The main differences between this version and the second version are threefold. First, there are two additional chapters: one chapter devoted to other ways to model binary data and one based on other model approaches to classifying and clustering data. For the former, Agresti expanded coverage on probit regression, which is like a logistic regression but using a different distribution assumption. It also discusses topics that have become of interest in the last ten to fifteen years such as high dimensional analysis. The other new chapter discusses methods such as decision trees and linear discriminant analysis. Next, some chapters also include a discussion on bayesian approaches to the GLM, including the alternative approach to modeling binary data that I mentioned. Finally, the problem sets have been partly changed. I feel like the classification and clustering topics are better covered in a book like Johnson's Multivariate Data Analysis, and much of the new material feels more like an overview than a rigorous discussion of the math like other parts of the book. On the positive side, I thought that the section on probit regression was good because it provided insight on its importance in latent modeling.
Despite my critiques this is still an excellent book to own. If you already own the second edition, I can't recommend purchasing this book but if you don't then you definitely should.
For me, how Agresti wrote it is the most efficient way to get the needed information into my brain. Best stats book I've read.
Frist, if you are a self-learner, you'd better choose another textbook with a more smooth learning curve. In some of the chapters, you might encounter some classical or even deemed "trivial" examples to illustrate some basic concepts, then delve into the technical part where has nothing but the mathematical proofs. Though proofs in this book are not assuming the readers have mastery of measure theory, many of them require readers to have a grasp of exponential family, canonical link, which are often introduced in graduate-level statistical classes. Another textbook " An introduction to categorical data analysis", by the same author, will be a better choice.

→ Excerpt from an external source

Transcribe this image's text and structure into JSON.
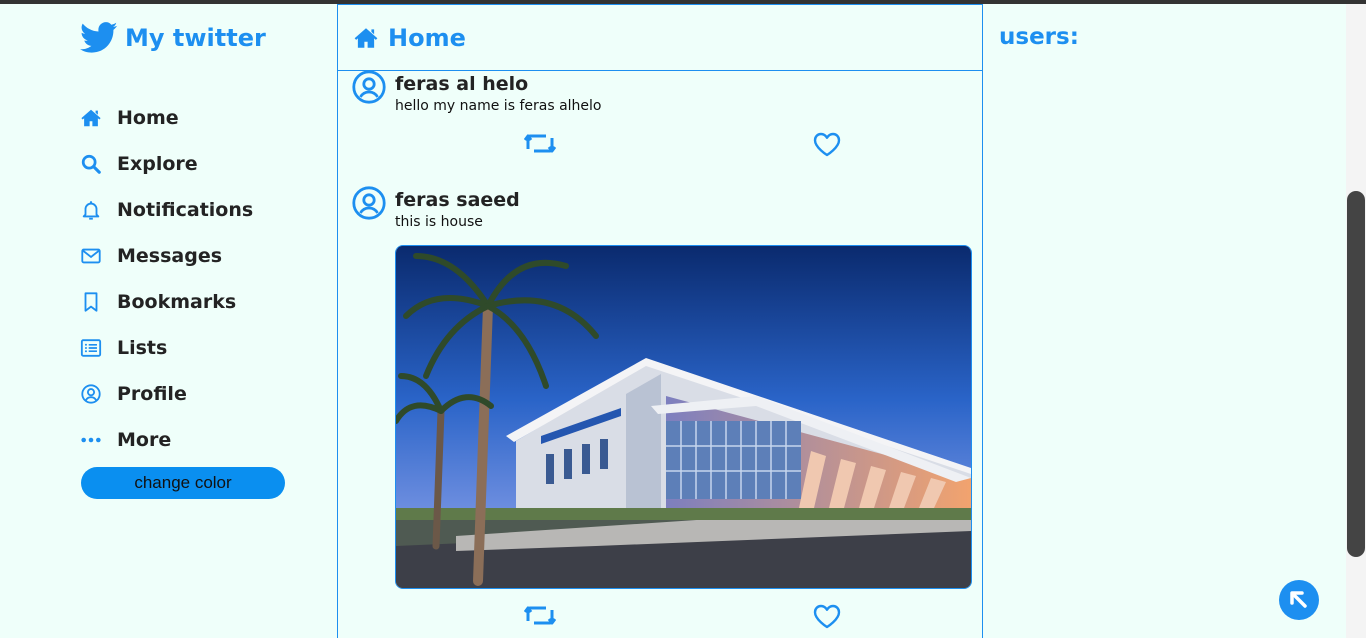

Also, this textbook is too oriented towards the application of statistical methods to bio-industries, which I find it not very enjoyable. I admit that similar approaches can also be applied to other fields as long as you have a deep understanding of them. But for people who just want learn methods that they can immediately put them into practice. This book doesn't serve well for them.
Last but not least, the practice problems don't relate to the textbook materials well. For sure, you can easily crack the first few practice problems without even reading that chapter. As you move on, many of the questions are becoming quite formidable. One reason is that some of them were drawing from Agresti's research, which assumes a high-level mastery of statistical methods and probability.
I'd like to see a few changes, as I mentioned above could be incorporated into the fourth edition. If so, this book is an unquestionable 5 stars textbook.